Andres Serrano, Uncensored Photographs, Royal Museums of Fine Arts, Brussels. Review by Barbara Lewis.
A denizen is a person, animal or plant that lives in a particular place or region. Photographer Andres Serrano, best known for causing outrage with taboo-breaking images, decided it was le mot juste to describe the homeless people of Brussels he was asked to photograph by the city’s fine arts museum.
The resulting series is part of a major retrospective of three decades of his work on display inside the museum, while in the wider city his Denizens photographs can be seen in some of the public places where those of no fixed abode pass their days and nights.
For a previous study of New York’s street dwellers, Serrano used the word residents, but in Brussels, he said, the homeless (a word he dislikes as a cliche) were different. They were theatrical, crouching on their knees on the uneven cobble stones, clutching children, even babies, and many were travellers. They are also likely to become more numerous as Europe’s migrant crisis fails to subside.
Born to a father from Honduras, a mother brought up in Cuba and himself raised as a Catholic in New York, Serrano has a gift for non-judgemental empathy and an understanding of those who do not necessarily feel they belong where they live.
All of the Brussels denizens he features agreed, for payment, to be photographed and he dignifies them all.
They are striking for their personality and their imploring eyes. Madonna-like, Anna cradles her daughter Maria as she sits before a paper coffee cup-cum begging bowl. Koki Amaaea smiles up from his sleeping bag with what is almost joie de vivre. A few streets away Veronique sleeps next to a big white teddy bear, while Ahmed Osoble takes shelter beneath a piece of cardboard marked bilingually, as is typical in Brussels, Soldes/Solden, Derniers Jours/Laaste Dagen (sales, final days). Laiea and Magaly, a kissing couple, with their dogs Tybel and Volt, are an entire family of denizens, gently parodying the middle class dream of loving parents and obedient children.
Through the lens of Serrano’s Mamiya RB67 camera, we confront what we generally choose not to see.
The need to face every aspect of our humanity is the binding theme as the exhibition takes us back through 30 years of Serrano’s work and sets in context the famous “Piss Christ” (1987), part of his series Immersion that has threatened to overshadow everything else he has done.
For all the protests and, on occasions, violent attacks on his work, Serrano argues that as a Catholic he had no sacrilegious intention.
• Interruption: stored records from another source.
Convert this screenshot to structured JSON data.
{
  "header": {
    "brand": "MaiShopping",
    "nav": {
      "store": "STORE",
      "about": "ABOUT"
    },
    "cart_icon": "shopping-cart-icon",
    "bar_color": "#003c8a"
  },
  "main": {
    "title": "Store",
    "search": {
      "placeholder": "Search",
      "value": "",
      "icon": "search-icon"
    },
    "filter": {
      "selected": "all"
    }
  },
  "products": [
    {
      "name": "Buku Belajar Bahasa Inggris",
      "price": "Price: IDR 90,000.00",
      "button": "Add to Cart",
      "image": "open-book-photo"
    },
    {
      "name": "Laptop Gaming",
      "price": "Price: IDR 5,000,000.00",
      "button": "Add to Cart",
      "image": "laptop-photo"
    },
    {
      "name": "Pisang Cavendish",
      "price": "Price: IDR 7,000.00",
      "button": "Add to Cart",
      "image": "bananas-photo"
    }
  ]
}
For him it was natural to take a crucifix and immerse it in a mixture of blood and urine as a reminder of the bodily agony of the Crucifixion and then, of course, to photograph it in perfectly judged light.
Physical torment is another leitmotif.
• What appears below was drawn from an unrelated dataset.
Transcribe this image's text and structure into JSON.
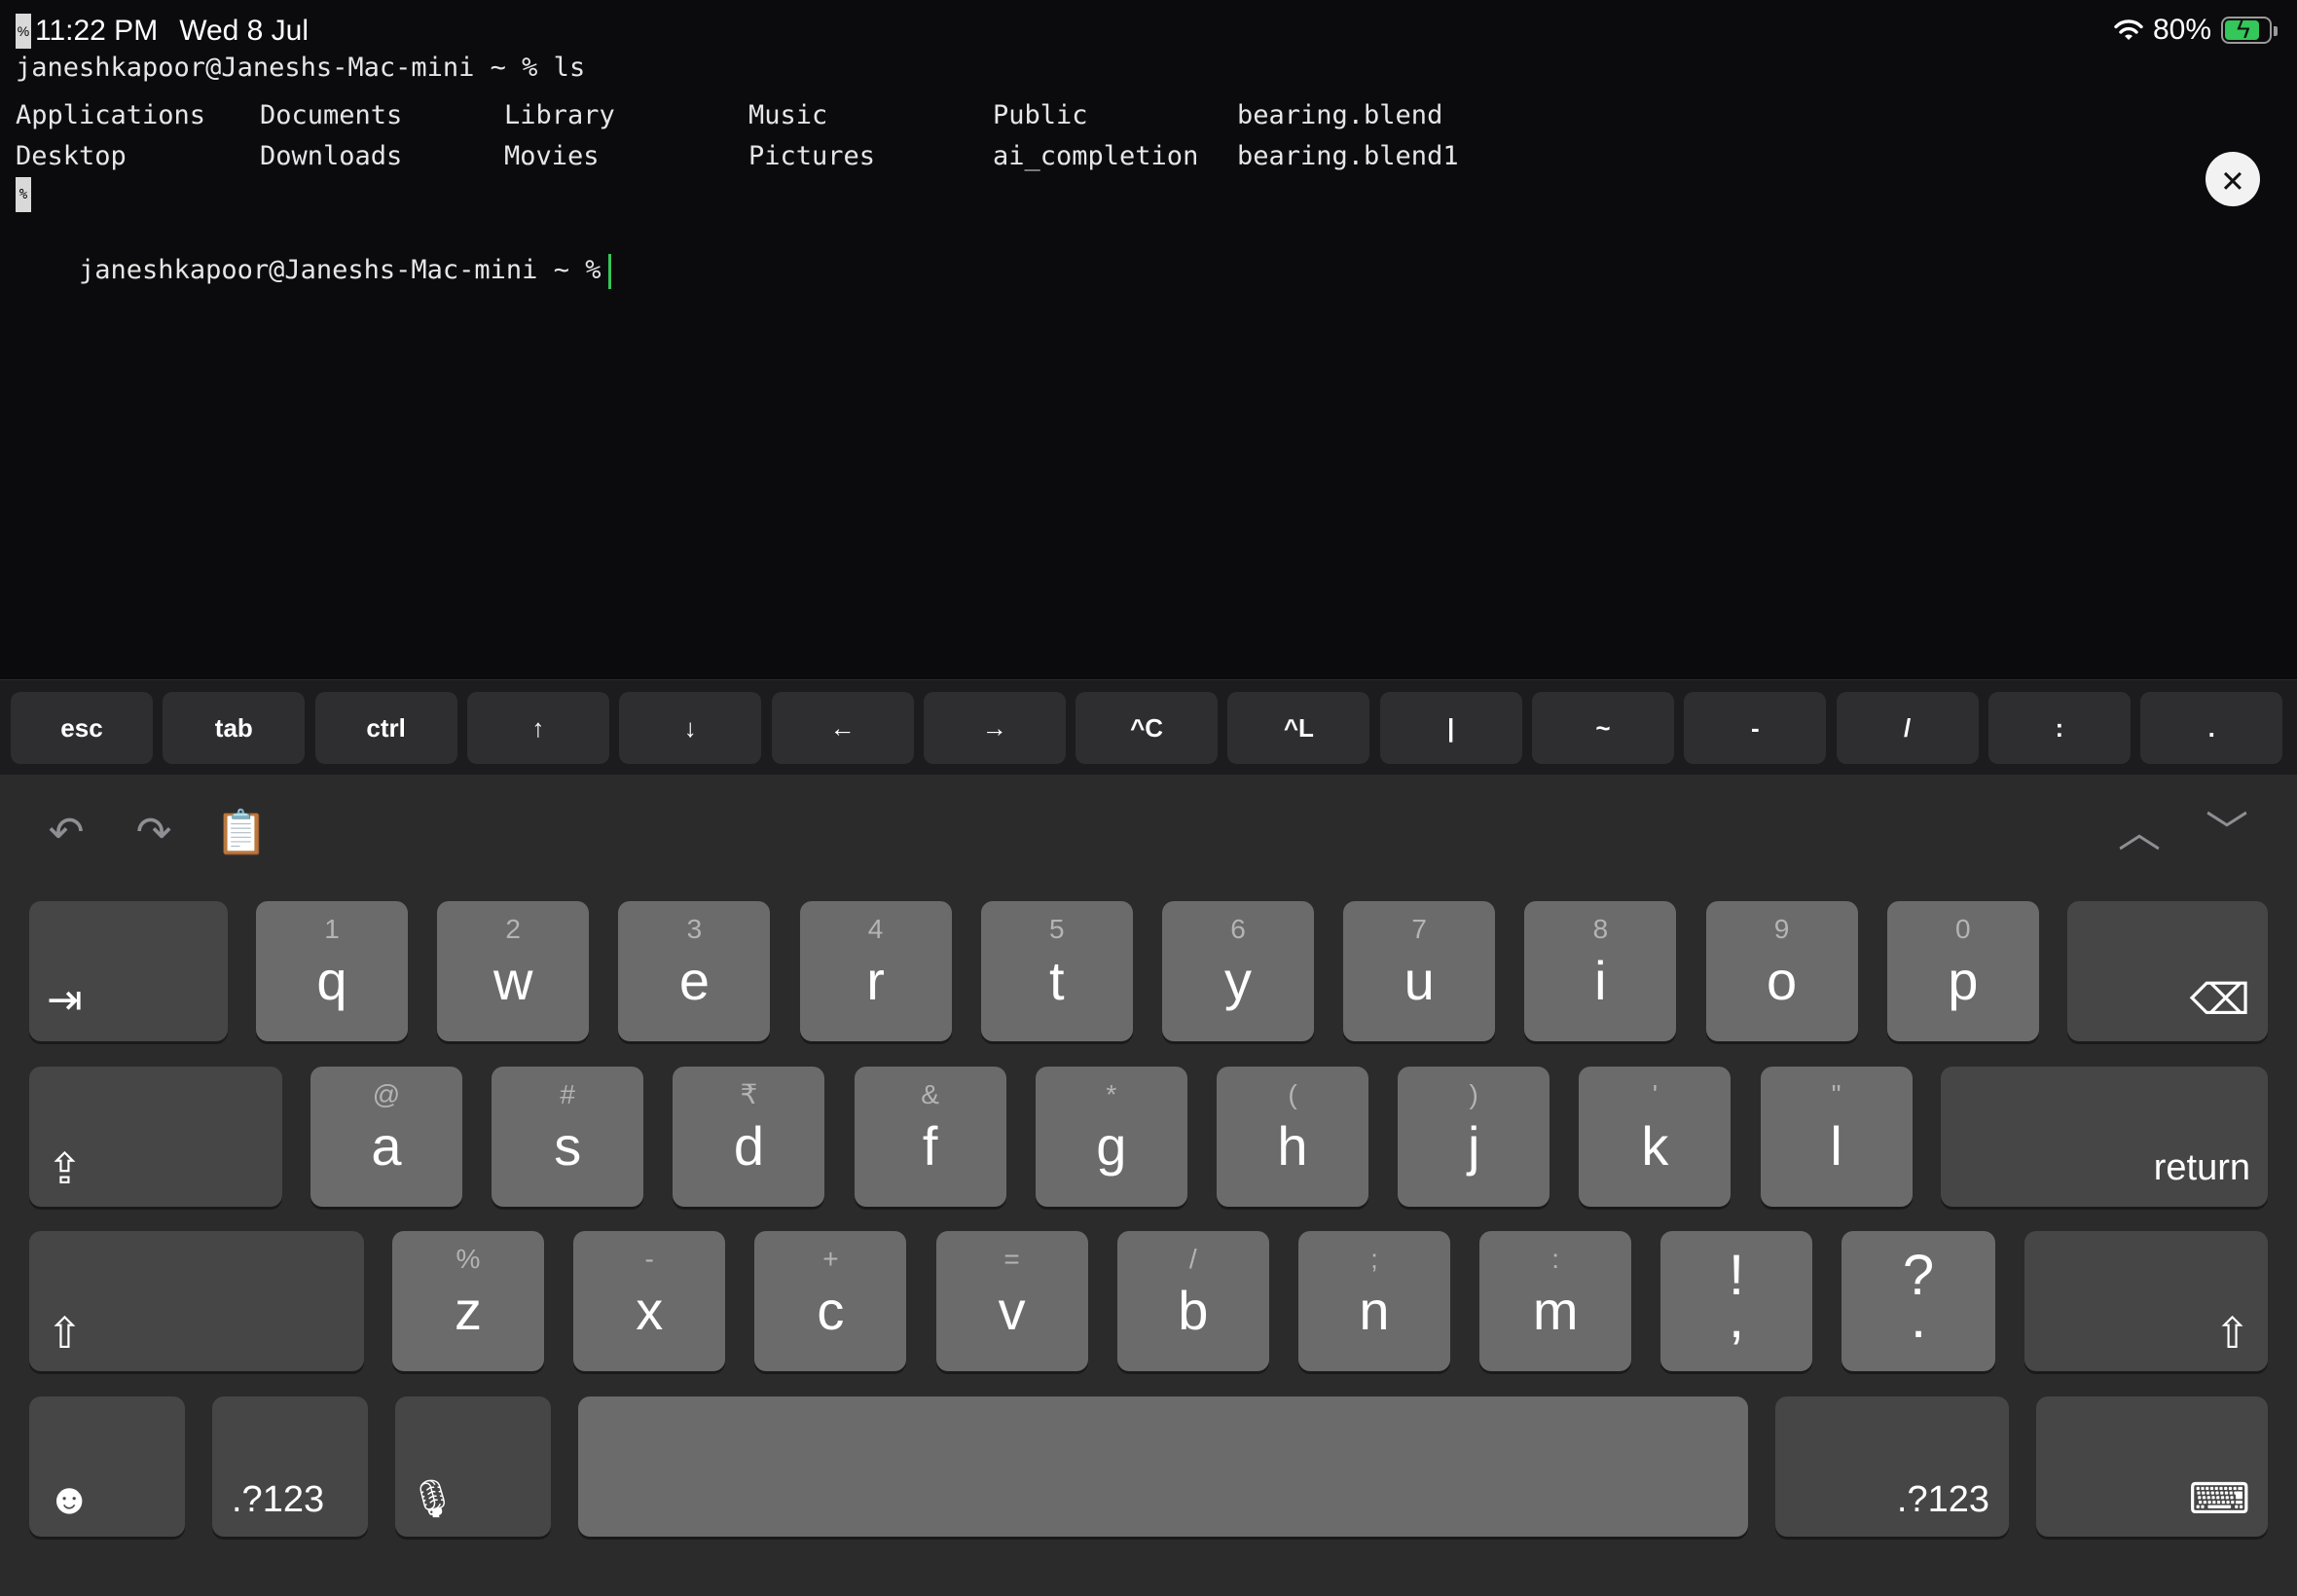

A selection of images from his 1992 collection The Morgue brings us face to face with the bloodied face of a man hacked to death by his wife and of golden children, as if sleeping, but dead from meningitis.
We also stare at the pallid, folded hands of a victim of AIDS, finally at peace, and the death throes of a suicide from rat poison.
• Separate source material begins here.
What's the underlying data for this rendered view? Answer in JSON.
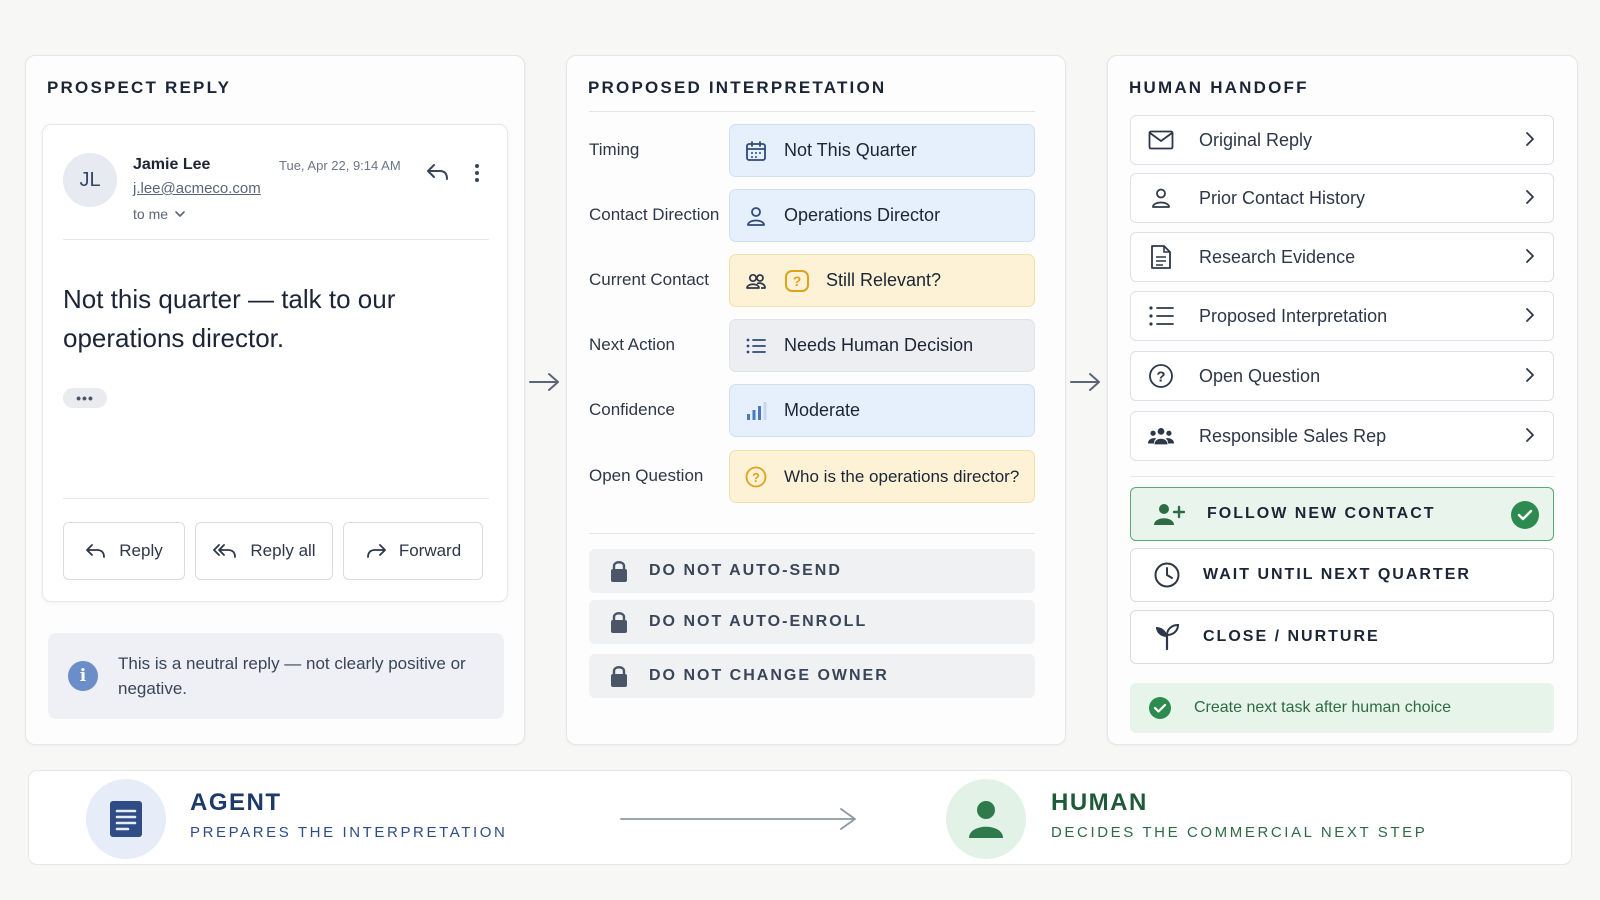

The identities of those in the Morgue are concealed by the choice of camera angle or pieces of material – and masks provide another connecting theme.
Serrano decided he wanted to take on the challenge of the masked white supremacist Ku Klux Klan, which he subverts and defuses by persuading a smiling black man to pose in the Klan’s all-white uniform, minus the mask and pointed white hat.
He also presents us with a deathly dark mask in a massive triptych of the notorious Abu Ghraib torture images, including a man draped in a blanket, taken in the jail in Baghdad.
And then, lest we have forgotten, Serrano reminds us there is nothing new about torture. A sinister iron fool’s mask from Hever Castle, England, should make us pity the poor fool who had to endure it. Equally, imagine the horror of wearing a dense black hood excluding all light in solitary confinement for years on end. Serrano met four IRA fighters from the 1970s who underwent this torture and persuaded the now old men to be photographed wearing the impenetrable cagoules one more time as symbols of their martyrdom.
In 21st century Brussels, raw from suicide attacks on March 22 in a different style of terror war, the entire exhibition is particularly resonant, not least for its reminder of New York’s deep trauma on 9/11.
Serrano’s immediate response in a series named America was a photograph entitled Blood on the Flag in which blood trickles down the Stars and Stripes. The rest of the series is the now familiar territory of human portraits to show the diversity of the United States.
A benign-looking homeless man, bare-chested but wearing a Stars and Stripes neckerchief is next to a dancer in a jewelled tutu from the School of American Ballet. Donald Trump meanwhile stares out unsmiling from between a dreadlocked Snoop Dogg and J.B., Pimp, with glinting gold teeth and a heavy gold chain round his neck from which a bull dangles menacingly.
Serrano says he makes no political comment, he merely observes unflinchingly and lets the personality of his models emerge, but it’s hard not to find the juxtaposition telling.
Barbara Lewis © 2016.